**Work request:**
Where does the word "image" occur in the data below? Copy each line that holds it.

□ □ □ □

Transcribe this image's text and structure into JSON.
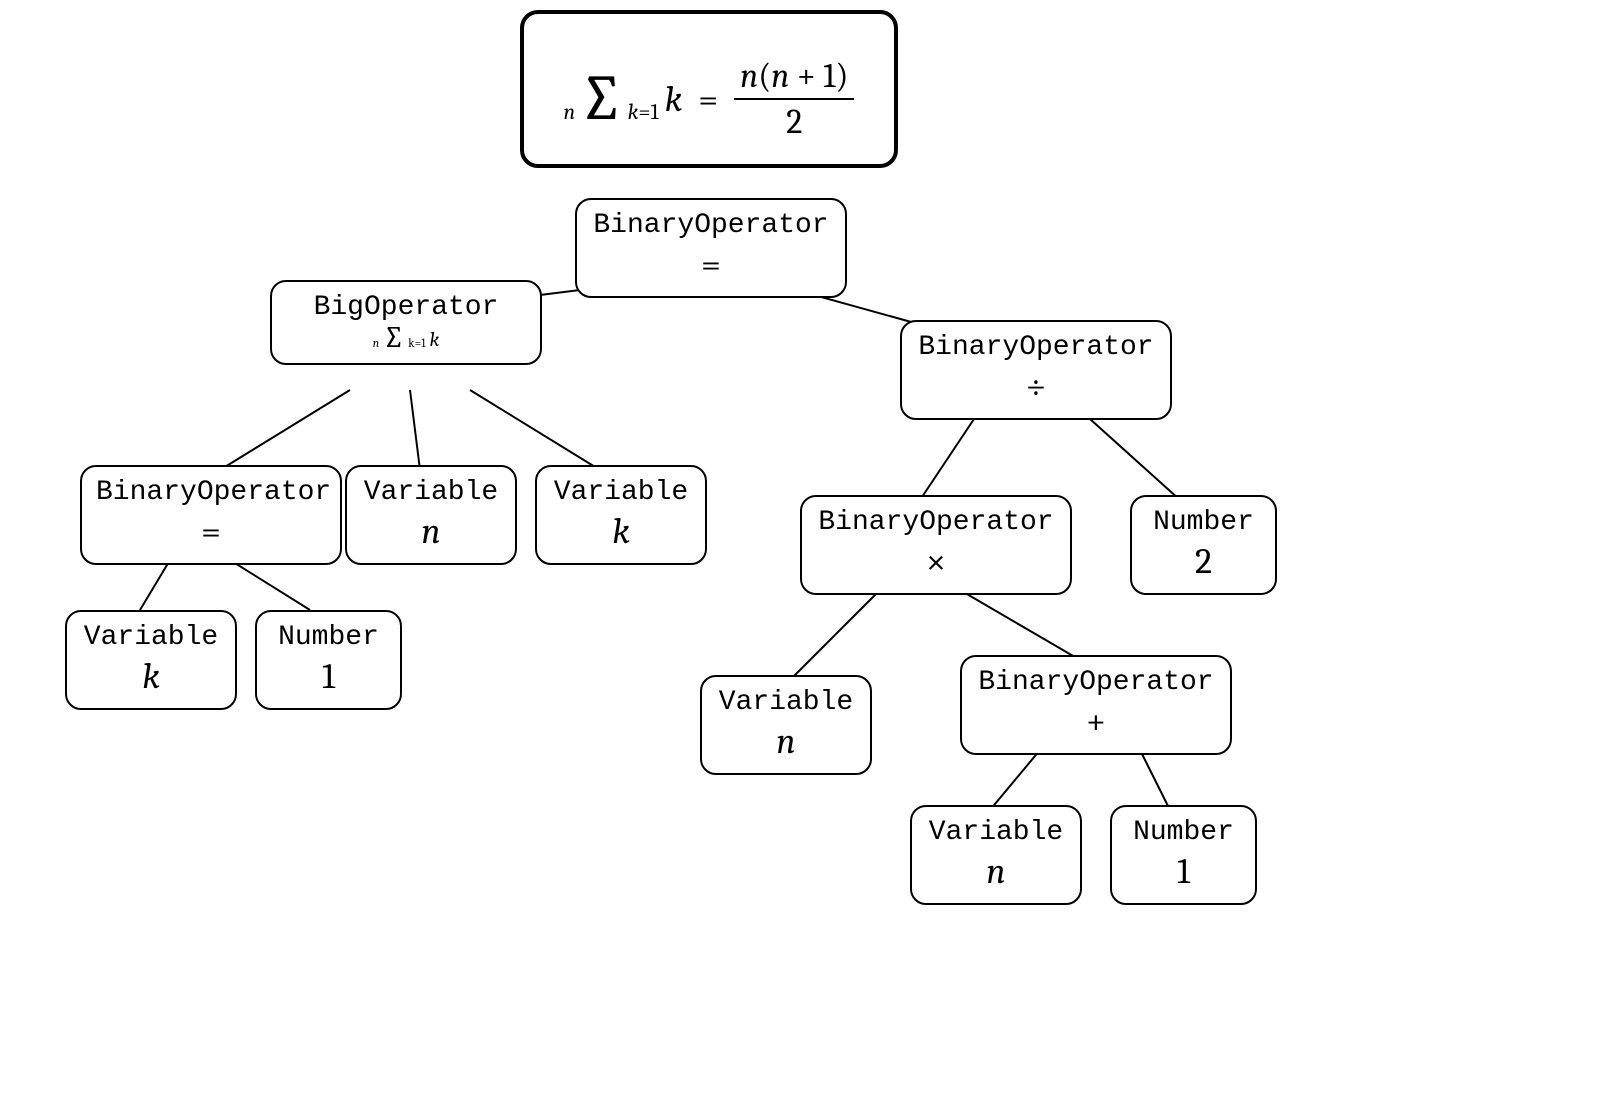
{
  "formula": {
    "sum_upper": "n",
    "sum_lower_lhs": "k",
    "sum_lower_eq": "=",
    "sum_lower_rhs": "1",
    "sum_body": "k",
    "equals": "=",
    "frac_num_left": "n",
    "frac_num_open": "(",
    "frac_num_mid": "n",
    "frac_num_plus": "+ 1",
    "frac_num_close": ")",
    "frac_den": "2"
  },
  "nodes": {
    "root": {
      "type": "BinaryOperator",
      "value": "="
    },
    "bigop": {
      "type": "BigOperator",
      "sum_upper": "n",
      "sum_lower": "k=1",
      "sum_body": "k"
    },
    "div": {
      "type": "BinaryOperator",
      "value": "÷"
    },
    "eq2": {
      "type": "BinaryOperator",
      "value": "="
    },
    "var_n1": {
      "type": "Variable",
      "value": "n"
    },
    "var_k1": {
      "type": "Variable",
      "value": "k"
    },
    "var_k2": {
      "type": "Variable",
      "value": "k"
    },
    "num_1a": {
      "type": "Number",
      "value": "1"
    },
    "mul": {
      "type": "BinaryOperator",
      "value": "×"
    },
    "num_2": {
      "type": "Number",
      "value": "2"
    },
    "var_n2": {
      "type": "Variable",
      "value": "n"
    },
    "plus": {
      "type": "BinaryOperator",
      "value": "+"
    },
    "var_n3": {
      "type": "Variable",
      "value": "n"
    },
    "num_1b": {
      "type": "Number",
      "value": "1"
    }
  }
}
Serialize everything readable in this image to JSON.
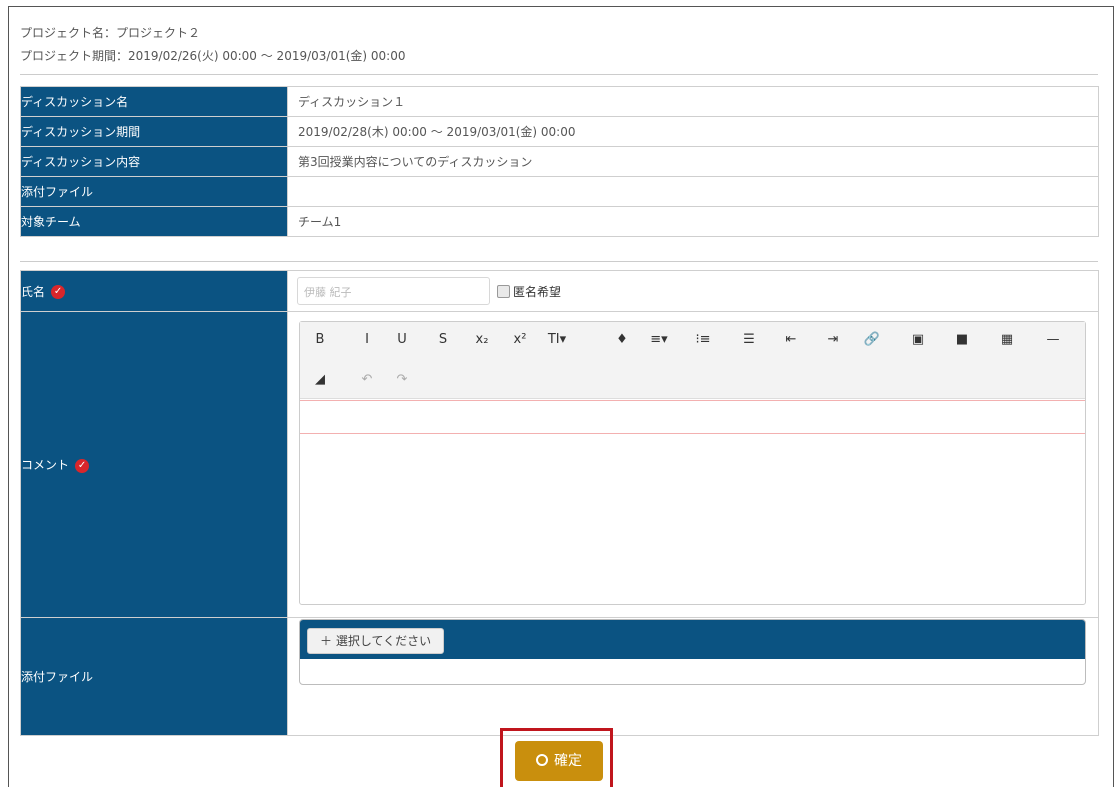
{
  "project": {
    "name_line": "プロジェクト名：プロジェクト２",
    "period_line": "プロジェクト期間：2019/02/26(火) 00:00 〜 2019/03/01(金) 00:00"
  },
  "info": [
    {
      "label": "ディスカッション名",
      "value": "ディスカッション１"
    },
    {
      "label": "ディスカッション期間",
      "value": "2019/02/28(木) 00:00 〜 2019/03/01(金) 00:00"
    },
    {
      "label": "ディスカッション内容",
      "value": "第3回授業内容についてのディスカッション"
    },
    {
      "label": "添付ファイル",
      "value": ""
    },
    {
      "label": "対象チーム",
      "value": "チーム1"
    }
  ],
  "form": {
    "name_label": "氏名",
    "name_value": "伊藤 紀子",
    "anonymous_label": "匿名希望",
    "comment_label": "コメント",
    "attachment_label": "添付ファイル",
    "select_button": "選択してください",
    "confirm_button": "確定"
  },
  "toolbar_row1": [
    "B",
    "I",
    "U",
    "S",
    "x₂",
    "x²",
    "TI▾",
    "♦",
    "≡▾",
    "⁝≡",
    "☰",
    "⇤",
    "⇥",
    "🔗",
    "▣",
    "■",
    "▦",
    "—"
  ],
  "toolbar_row2": [
    "◢",
    "↶",
    "↷"
  ],
  "colors": {
    "header_blue": "#0b5382",
    "confirm": "#c98f0d",
    "highlight": "#c0151d",
    "required_check": "#d9262b"
  }
}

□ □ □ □

**Answer below:**
Transcribe this image's text and structure into JSON.
Serialize everything readable in this image to JSON.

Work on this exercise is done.